What to produce: Of all the lines in the records below, copy only those that contain the string "output".

*-*-*

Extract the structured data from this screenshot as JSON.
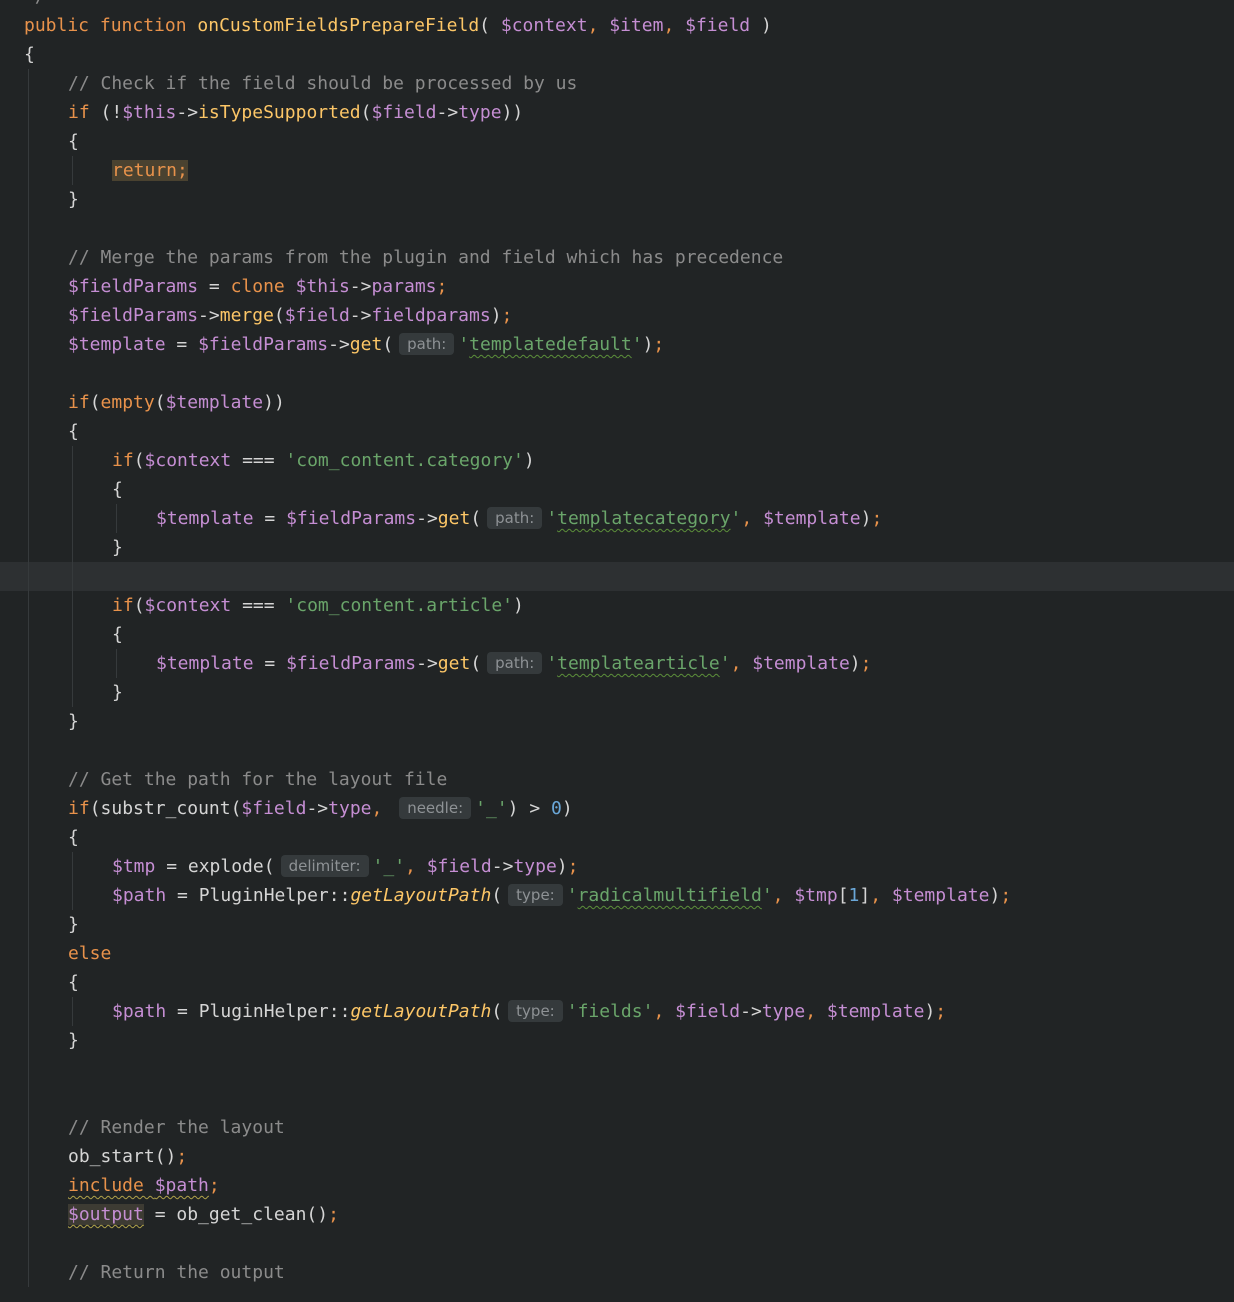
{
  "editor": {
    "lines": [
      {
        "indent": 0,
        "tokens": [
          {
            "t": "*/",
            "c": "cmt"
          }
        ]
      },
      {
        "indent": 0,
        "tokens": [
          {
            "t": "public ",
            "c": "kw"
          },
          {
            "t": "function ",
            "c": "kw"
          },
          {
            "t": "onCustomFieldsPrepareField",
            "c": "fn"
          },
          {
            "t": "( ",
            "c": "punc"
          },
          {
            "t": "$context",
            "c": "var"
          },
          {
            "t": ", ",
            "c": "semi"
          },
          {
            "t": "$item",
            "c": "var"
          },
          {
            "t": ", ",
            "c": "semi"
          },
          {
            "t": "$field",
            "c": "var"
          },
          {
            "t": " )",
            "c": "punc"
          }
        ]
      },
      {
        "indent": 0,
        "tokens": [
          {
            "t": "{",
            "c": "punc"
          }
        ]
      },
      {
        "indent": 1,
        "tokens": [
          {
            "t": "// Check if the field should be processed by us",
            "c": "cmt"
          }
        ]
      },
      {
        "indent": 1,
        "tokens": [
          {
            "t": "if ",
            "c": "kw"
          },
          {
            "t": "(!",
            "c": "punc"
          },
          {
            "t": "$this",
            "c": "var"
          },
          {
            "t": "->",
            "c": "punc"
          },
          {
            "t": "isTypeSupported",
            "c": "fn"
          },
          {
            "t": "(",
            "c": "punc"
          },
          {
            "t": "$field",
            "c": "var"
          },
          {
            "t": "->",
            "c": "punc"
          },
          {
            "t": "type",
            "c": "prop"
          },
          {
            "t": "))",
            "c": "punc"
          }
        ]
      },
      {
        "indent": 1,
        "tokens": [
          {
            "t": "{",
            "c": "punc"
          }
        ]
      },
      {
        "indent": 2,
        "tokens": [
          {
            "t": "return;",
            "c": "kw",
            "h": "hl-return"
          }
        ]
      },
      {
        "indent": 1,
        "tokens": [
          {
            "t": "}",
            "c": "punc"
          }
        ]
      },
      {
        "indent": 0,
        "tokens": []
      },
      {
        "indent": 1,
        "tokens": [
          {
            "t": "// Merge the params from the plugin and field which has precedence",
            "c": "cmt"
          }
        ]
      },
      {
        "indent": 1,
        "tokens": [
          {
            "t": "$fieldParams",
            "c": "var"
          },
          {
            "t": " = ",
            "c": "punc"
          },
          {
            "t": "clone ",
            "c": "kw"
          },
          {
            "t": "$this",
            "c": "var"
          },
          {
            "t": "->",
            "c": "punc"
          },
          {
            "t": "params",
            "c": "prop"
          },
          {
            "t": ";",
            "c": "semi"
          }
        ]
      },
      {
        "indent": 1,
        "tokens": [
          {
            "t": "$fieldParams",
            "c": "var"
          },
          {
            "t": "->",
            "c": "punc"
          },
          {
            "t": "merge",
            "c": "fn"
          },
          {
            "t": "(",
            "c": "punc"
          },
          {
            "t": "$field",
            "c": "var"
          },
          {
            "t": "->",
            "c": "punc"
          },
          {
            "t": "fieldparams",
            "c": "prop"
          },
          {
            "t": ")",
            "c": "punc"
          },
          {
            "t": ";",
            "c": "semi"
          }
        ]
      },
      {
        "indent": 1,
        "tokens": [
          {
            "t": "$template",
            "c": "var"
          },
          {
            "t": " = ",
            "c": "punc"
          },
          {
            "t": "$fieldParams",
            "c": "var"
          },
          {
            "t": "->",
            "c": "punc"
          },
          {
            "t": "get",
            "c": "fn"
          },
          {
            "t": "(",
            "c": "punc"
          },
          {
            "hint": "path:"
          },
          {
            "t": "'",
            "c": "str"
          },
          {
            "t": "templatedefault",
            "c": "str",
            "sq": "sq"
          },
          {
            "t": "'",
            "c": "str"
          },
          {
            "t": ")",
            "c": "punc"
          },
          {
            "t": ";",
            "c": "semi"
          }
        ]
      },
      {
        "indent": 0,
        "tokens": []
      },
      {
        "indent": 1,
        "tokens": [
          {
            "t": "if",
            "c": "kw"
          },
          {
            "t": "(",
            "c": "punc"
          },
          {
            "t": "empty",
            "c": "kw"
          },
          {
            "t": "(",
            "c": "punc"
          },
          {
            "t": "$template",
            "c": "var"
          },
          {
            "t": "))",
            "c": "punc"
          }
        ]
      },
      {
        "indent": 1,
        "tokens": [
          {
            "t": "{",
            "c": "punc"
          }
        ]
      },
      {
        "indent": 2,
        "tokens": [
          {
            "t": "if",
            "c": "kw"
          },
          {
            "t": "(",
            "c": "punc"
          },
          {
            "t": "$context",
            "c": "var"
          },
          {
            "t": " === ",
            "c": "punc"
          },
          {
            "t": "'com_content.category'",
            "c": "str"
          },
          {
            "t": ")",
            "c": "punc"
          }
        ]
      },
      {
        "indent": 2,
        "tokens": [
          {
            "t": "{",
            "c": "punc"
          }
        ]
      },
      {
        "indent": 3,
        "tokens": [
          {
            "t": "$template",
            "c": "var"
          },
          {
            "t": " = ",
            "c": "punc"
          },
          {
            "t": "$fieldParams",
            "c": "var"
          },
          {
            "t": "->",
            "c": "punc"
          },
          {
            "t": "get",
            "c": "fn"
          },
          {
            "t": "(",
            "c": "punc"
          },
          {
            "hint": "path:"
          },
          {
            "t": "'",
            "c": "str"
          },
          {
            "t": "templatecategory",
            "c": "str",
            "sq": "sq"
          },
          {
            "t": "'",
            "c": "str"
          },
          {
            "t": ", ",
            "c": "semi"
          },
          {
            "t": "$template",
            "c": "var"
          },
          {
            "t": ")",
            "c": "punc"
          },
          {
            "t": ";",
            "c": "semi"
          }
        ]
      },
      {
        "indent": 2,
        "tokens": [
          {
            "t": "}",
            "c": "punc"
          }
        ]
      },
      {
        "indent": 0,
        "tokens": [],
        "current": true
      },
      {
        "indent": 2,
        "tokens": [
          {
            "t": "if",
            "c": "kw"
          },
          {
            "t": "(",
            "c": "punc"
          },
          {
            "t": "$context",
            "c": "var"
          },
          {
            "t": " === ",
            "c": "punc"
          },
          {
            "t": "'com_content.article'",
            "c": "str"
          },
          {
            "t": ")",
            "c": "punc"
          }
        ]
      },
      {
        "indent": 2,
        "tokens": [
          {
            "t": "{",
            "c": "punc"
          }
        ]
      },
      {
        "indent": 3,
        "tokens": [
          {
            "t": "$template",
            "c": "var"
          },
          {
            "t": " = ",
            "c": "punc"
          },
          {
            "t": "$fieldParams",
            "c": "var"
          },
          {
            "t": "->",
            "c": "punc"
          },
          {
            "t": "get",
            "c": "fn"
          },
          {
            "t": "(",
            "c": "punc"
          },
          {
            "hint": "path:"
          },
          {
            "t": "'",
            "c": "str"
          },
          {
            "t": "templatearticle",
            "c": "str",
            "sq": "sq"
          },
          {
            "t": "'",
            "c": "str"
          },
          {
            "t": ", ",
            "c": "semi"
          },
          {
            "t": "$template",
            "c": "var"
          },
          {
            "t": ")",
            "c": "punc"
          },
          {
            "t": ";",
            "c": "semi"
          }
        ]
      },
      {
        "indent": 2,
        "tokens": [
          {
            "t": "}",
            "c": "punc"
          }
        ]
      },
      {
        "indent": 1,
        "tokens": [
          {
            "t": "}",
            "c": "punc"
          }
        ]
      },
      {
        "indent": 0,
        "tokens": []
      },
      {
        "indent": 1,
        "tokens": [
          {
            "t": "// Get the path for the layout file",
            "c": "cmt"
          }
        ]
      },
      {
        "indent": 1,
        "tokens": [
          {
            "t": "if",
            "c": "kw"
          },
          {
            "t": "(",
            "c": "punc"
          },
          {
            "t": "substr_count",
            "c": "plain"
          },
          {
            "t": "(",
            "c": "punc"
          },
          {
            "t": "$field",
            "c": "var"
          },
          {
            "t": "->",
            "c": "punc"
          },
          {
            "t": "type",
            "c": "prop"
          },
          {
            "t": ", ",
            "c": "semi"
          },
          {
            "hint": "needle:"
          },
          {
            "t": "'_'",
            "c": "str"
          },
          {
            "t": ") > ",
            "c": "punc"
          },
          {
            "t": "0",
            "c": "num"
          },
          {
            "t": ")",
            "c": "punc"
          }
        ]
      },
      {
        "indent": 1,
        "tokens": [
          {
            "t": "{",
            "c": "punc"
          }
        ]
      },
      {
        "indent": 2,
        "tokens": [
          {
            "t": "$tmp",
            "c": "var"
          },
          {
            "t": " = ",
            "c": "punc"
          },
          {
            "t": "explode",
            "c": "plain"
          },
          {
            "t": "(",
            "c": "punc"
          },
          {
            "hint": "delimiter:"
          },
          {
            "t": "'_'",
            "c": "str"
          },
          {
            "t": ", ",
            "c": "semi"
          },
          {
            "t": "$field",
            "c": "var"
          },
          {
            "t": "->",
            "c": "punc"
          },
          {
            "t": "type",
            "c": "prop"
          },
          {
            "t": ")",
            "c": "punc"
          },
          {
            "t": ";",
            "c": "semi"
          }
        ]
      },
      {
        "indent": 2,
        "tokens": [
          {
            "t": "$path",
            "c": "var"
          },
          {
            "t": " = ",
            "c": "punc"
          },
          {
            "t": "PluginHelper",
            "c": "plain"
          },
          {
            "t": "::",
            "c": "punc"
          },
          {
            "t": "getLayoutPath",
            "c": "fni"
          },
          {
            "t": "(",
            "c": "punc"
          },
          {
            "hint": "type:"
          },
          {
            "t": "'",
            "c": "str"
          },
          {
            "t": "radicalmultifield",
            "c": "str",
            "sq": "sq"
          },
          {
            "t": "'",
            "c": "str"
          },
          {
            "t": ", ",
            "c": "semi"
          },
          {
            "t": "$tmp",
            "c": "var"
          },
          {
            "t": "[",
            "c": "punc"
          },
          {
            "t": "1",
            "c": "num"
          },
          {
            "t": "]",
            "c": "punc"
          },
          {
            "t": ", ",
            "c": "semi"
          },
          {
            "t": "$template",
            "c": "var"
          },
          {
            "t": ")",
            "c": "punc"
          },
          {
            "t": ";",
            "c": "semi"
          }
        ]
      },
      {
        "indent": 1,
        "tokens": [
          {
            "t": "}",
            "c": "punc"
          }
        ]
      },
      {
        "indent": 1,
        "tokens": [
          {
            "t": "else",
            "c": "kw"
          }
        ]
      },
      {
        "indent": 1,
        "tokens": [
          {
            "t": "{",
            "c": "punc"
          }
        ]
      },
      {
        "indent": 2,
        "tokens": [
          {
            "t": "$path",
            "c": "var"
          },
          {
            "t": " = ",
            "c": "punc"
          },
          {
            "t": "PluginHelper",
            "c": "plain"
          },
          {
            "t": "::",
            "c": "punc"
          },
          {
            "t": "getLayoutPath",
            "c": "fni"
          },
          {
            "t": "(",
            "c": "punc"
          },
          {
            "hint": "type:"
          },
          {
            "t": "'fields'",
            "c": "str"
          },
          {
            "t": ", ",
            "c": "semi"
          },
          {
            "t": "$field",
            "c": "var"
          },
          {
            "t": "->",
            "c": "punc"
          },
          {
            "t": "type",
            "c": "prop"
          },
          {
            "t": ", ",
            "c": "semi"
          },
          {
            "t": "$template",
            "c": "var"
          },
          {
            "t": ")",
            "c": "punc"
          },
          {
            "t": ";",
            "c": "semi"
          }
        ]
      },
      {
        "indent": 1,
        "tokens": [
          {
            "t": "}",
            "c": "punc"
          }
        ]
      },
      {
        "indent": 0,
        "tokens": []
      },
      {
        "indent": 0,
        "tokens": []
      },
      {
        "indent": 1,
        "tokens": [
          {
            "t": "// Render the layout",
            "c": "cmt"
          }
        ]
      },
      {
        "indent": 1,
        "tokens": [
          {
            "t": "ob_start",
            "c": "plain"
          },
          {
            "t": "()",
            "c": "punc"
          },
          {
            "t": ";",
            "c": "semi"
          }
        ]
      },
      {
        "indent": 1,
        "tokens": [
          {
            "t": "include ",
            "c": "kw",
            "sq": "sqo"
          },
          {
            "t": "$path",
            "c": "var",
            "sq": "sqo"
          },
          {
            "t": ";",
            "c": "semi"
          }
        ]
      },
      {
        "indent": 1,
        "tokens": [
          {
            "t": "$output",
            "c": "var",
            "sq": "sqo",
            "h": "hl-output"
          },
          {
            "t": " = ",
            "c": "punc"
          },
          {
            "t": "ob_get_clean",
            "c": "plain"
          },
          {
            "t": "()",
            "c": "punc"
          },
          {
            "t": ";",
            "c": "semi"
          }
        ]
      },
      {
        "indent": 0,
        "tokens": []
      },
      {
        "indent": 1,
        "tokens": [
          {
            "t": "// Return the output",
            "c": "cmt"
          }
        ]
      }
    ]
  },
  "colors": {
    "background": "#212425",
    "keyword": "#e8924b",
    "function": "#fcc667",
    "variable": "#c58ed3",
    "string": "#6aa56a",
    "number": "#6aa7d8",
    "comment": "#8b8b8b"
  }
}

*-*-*

The answer:
            "t": "$output",
            "h": "hl-output"
            "t": "// Return the output",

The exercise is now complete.